From the start, much to his and to his parents’ credit, this Jewish man vowed that he would never marry a non-Jewish woman. My family and I, too, had similar feelings (although to a lesser degree) about marrying outside our people. We nonetheless dated. And during our four-year courtship, we once went our separate ways for about six months. Then one day, quite accidentally, we ran into each other and we quickly picked up where we had left off. The rest is history. That old Jewish saying that it was “bashert” (meant to be) fits us to a T, and I don’t mean green tea.

Although I had not yet converted to Judaism, we were married under a chuppah (Jewish wedding canopy) in Chinatown, joined together by a Reform rabbi. While conversion to Judaism was not a condition of marriage, my husband suggested that I take a sixteen-week course at a local temple called “Introduction to Judaism”–which I did, and he accompanied me to the classes. Shortly before the birth of our first child, I inquired of my rabbi as to the child’s eventual standing in the eyes of the Jewish community. He informed me that if I were not Jewish, then my child would be in limbo. In view of this, and given what I had learned about Judaism from my studies, and having lived with a Jew for two years now, I came to the conclusion that I was ready to convert and I did so a couple of months before our son was born.

Shortly after my conversion, my husband and I, along with both sides of the family, celebrated our first Jewish lifecycle event; the bris of our first born. We have been fortunate that this was followed by many other Jewish lifecycle events. Our second son was also welcomed into the Jewish community with some wine and a snip, and all three of our children celebrated their B’nai Mitzvot at the synagogue where my husband and I have been active members for thirty years. We are already anticipating two more simchas (joyous occasions) there in the near future: the B’not Mitzvot of our two granddaughters.

These celebrations were totally inclusive of my Chinese family, all of whom anticipated and participated with the same great joy and happiness as our Jewish family. And in a nod to the two cultural backgrounds in our families, the B’nai Mitzvot evening festivities took place in the setting of my youth–restaurants in Chinatown.

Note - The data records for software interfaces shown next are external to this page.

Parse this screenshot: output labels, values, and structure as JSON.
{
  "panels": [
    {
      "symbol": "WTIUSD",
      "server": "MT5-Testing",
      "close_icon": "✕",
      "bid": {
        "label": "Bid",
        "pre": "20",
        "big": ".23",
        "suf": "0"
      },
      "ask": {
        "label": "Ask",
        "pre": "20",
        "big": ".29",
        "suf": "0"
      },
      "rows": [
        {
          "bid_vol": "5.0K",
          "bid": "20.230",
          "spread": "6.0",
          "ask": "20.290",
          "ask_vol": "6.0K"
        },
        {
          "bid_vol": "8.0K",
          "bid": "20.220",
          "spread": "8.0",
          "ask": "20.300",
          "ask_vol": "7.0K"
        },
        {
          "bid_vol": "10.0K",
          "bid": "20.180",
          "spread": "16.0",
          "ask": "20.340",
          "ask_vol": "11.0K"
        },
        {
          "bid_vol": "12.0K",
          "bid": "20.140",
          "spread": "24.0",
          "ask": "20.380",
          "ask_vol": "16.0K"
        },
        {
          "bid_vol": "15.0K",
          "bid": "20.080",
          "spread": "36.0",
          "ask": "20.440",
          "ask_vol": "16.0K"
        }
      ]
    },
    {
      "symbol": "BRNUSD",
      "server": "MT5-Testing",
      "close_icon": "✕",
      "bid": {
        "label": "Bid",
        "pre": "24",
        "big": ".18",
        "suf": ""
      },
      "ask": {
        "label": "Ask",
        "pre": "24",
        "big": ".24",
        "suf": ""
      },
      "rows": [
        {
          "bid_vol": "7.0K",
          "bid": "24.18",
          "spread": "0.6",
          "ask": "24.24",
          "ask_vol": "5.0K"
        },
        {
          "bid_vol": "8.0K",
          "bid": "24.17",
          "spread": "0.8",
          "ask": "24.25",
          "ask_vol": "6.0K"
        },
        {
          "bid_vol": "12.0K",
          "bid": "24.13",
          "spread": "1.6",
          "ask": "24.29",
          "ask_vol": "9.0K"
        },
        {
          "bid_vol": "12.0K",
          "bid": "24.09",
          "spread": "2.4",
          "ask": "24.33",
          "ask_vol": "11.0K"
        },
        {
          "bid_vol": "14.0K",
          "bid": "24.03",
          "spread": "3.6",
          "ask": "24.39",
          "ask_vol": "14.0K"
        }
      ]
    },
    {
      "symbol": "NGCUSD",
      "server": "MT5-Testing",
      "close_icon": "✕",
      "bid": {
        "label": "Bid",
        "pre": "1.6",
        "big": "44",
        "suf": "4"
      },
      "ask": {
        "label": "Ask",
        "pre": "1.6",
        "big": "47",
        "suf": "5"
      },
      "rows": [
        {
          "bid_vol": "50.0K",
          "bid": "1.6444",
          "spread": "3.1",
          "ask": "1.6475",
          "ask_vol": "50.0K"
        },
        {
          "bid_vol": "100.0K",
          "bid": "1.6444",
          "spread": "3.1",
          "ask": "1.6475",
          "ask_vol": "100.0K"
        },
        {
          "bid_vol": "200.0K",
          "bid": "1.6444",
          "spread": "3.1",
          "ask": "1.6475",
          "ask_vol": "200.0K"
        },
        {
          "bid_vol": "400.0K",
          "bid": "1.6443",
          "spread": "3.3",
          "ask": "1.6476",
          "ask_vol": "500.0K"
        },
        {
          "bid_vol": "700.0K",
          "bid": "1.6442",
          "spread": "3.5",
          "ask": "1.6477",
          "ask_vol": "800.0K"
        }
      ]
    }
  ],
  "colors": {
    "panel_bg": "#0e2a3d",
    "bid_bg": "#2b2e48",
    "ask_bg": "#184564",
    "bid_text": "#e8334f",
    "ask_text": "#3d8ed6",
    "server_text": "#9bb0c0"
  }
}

Our home has been one enthused with living the “Jewish way,” from the holidays we celebrate to our involvement in the community. In sync with our children’s education at various institutions (nursery school at the JCC, Talmud Torah at the synagogue, Hebrew high school in the greater Los Angeles area), my husband and I have been actively involved there, often serving in leadership positions. In fact, “our” Center (as we’ve come to call the local JCC) awarded me the “Man of the Year” award (this was in the days when “Man” meant the highest honor).

As for celebrating the holidays, our children and grandchildren also participate in the celebrations of our extended family, which include Chinese New Year and Christmas. But they know without a doubt that the latter is their relatives’ celebration, not ours. And so the “December Dilemma” has never been an issue in our home. Hanukkah is happily celebrated with the lighting of the menorah, eating latkes, playing dreidles and eating chocolate Hannukah gelt–not to mention discussing the meaning of the holiday. In keeping with the tradition and meaning of Hanukkah, we do not give them presents. But we do, however, “allow” them to receive Christmas gifts from their Chinese family in acknowledgment of the relatives’ celebration. They have been taught to respect, and allowed and encouraged to participate in, what is not a Jewish tradition, holiday, or event.

Perhaps one of the reasons for the success of our relationship is that I came into the picture without any religious upbringing and therefore did not have to choose between two religions. I was raised in a “secular” Chinese household–doing the right thing, getting an education, and maintaining strong family ties.

Bottom line, love and respect who you are and respect others not like you. It worked for us and is still working.

About Nadine Soo-Hoo Levy

Nadine Soo-Hoo Levy was born, raised and still lives in Los Angeles. She has been intermarried for forty years, and has three children, two granddaughters, and a husband.